    I suspect that as far as connections between neurons go, the key aspect for artificial computation is how synaptic weights change with activity. The biological details are interesting but Hebbian learning captured the essence very early in the game.

    The whole tenor of the article is another one of those “If only we modeled more faithfully what actual biological systems do, we would do better” which is a hypothesis. It has been very popular, but it’s not that clear if it as stood the test of time.

    In some manner, yes, if we could reproduce a brain atom by atom we would have another brain. However, the essence of modeling is know what to leave out. Scientists have spent much effort devoted to accurately modeling synaptic dynamics and it is not clear if this has solved any essential computational problems.

    There is some follow up reading you may want to do:

    1. Neuromorphic engineering. This was very hot once and the core promise was more efficient low powered chips often by mimicking spiking neurons and synaptic dynamics.
    2. Blue Brain Project which originally aimed for extremely accurate simulations of mouse brains. It provided some entertaining public drama, because of some individuals involved with it and possibly some jealousy around how much funding the EU gave it (e.g. https://www.scientificamerican.com/article/why-the-human-brain-project-went-wrong-and-how-to-fix-it/)

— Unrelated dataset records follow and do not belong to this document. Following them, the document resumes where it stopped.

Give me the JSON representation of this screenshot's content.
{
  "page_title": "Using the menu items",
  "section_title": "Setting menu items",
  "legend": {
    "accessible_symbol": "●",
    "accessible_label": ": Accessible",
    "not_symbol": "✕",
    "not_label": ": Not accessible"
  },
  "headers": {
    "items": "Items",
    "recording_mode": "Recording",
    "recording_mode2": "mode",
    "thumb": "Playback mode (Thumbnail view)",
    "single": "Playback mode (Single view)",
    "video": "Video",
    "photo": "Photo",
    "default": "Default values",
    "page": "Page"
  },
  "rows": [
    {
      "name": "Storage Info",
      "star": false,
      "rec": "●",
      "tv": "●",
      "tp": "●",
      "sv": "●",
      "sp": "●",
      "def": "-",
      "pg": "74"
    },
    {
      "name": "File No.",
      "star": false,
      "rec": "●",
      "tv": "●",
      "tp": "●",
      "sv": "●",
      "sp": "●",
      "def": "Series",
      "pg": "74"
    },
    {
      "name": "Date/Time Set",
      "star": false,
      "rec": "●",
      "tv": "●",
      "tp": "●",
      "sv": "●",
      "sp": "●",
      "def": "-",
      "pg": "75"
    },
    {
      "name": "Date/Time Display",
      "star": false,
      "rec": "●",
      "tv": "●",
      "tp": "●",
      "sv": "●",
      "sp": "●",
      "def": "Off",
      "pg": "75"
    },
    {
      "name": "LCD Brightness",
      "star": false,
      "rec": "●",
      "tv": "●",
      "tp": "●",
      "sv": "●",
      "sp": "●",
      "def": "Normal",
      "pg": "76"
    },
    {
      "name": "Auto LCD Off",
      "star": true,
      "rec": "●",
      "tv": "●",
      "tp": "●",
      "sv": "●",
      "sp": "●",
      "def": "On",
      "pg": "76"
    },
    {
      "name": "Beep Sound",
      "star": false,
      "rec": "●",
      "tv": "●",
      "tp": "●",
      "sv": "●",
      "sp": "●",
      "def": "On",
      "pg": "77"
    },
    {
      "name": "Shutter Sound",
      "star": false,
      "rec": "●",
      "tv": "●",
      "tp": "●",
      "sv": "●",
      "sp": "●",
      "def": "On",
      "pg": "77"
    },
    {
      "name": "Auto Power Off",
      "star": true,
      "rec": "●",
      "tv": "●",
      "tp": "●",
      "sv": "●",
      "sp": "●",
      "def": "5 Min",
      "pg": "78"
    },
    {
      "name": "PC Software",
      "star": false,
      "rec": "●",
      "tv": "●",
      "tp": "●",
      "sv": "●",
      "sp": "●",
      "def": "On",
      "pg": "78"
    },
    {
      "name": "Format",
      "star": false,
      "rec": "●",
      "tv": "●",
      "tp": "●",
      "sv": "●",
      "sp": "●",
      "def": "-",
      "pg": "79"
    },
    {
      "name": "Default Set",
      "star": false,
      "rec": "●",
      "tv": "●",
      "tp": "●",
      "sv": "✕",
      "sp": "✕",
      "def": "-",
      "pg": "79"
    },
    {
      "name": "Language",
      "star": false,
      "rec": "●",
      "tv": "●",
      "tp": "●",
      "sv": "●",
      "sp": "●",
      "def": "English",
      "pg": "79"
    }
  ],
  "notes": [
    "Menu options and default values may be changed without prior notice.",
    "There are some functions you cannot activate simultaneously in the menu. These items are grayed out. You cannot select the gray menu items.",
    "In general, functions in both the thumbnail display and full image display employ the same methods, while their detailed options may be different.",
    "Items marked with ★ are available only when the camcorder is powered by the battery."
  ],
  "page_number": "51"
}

    Also, this is kind of an advertisement for a research program at Stanford U. which is somewhat of a gray line, but I guess people indirectly advertise for products and services here all the time.